RAW DATA:
=== Begin Enclosure ===
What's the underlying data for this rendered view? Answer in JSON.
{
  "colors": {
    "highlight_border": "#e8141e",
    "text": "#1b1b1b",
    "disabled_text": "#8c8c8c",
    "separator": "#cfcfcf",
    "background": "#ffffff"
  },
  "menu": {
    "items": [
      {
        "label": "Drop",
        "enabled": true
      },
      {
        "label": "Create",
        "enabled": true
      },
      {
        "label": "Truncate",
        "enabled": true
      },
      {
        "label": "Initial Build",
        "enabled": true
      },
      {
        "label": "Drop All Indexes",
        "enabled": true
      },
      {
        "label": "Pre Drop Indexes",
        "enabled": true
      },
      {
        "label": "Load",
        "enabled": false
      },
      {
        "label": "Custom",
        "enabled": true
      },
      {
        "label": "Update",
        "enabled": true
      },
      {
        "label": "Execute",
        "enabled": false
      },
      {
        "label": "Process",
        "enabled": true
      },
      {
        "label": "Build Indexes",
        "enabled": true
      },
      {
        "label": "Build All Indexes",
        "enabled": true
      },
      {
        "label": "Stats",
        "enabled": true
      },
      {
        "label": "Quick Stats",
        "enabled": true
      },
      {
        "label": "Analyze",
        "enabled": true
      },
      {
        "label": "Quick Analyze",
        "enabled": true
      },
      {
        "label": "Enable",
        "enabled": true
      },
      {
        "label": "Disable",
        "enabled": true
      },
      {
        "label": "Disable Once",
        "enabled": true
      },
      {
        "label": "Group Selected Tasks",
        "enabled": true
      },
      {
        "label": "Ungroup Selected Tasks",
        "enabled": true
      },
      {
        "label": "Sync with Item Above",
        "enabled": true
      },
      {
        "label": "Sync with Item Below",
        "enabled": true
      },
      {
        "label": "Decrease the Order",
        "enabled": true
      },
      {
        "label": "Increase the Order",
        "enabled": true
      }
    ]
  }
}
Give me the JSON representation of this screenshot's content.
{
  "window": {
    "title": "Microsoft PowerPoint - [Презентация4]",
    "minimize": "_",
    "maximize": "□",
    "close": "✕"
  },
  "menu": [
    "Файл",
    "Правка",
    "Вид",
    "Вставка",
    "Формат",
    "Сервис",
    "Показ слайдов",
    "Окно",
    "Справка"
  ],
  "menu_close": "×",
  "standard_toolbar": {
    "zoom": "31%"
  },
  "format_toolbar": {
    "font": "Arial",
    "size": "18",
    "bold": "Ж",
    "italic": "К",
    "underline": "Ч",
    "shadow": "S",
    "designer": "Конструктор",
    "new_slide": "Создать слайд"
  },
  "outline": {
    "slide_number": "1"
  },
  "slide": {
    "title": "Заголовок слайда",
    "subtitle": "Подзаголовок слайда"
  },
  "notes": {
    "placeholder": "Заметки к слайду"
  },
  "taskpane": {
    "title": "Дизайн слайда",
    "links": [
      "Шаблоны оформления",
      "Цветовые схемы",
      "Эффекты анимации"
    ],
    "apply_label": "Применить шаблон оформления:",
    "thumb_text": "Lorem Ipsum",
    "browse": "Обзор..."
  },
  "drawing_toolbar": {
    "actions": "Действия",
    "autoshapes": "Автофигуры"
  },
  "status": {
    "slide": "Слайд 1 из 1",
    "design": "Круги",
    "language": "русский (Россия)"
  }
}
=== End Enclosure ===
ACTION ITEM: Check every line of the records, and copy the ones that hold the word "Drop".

ANSWER TO THE EXERCISE:
        "label": "Drop",
        "label": "Drop All Indexes",
        "label": "Pre Drop Indexes",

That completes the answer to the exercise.